**Record extracts:**
□ □ □ □ □
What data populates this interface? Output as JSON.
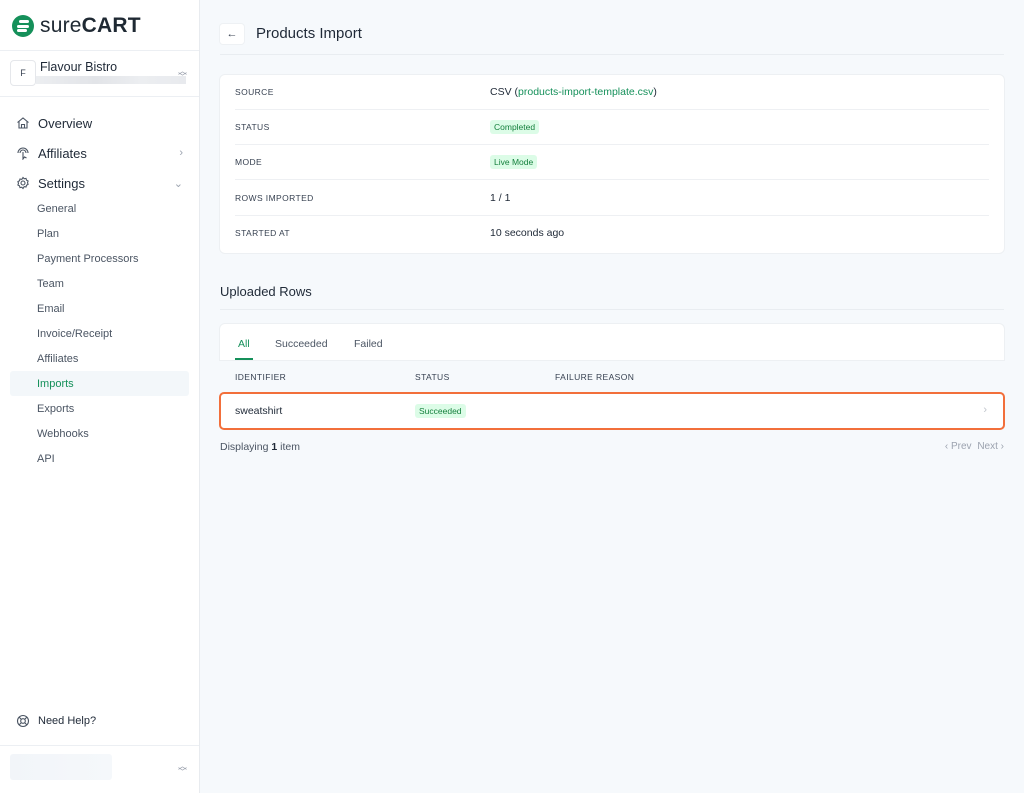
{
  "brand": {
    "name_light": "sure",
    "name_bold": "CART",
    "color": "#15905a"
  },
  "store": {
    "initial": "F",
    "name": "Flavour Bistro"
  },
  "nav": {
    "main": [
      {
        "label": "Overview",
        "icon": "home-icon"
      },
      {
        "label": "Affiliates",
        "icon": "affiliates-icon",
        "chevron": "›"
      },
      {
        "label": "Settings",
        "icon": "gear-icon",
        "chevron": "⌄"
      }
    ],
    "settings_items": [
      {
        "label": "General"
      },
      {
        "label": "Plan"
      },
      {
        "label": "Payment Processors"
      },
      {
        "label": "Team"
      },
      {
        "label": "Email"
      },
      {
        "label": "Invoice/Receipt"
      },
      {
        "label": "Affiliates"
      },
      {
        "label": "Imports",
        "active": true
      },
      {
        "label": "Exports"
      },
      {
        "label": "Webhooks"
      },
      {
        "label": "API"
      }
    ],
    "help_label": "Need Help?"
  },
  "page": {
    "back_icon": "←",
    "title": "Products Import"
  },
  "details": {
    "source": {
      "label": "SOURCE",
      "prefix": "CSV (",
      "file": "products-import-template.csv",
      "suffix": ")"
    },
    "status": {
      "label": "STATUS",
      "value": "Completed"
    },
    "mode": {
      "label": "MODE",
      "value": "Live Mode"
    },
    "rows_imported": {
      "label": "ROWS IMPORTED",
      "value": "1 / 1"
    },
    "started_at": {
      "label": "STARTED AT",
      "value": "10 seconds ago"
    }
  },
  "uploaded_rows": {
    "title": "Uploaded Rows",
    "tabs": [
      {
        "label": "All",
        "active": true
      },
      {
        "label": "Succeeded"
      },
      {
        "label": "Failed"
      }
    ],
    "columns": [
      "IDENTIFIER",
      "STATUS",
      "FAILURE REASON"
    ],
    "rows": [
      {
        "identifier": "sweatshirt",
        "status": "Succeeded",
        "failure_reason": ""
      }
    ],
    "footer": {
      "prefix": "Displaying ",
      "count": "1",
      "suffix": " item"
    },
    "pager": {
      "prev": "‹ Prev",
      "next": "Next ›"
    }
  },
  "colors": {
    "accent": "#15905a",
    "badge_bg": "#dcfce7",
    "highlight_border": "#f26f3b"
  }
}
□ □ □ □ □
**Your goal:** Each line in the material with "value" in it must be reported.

**Reply:**
      "value": "Completed"
      "value": "Live Mode"
      "value": "1 / 1"
      "value": "10 seconds ago"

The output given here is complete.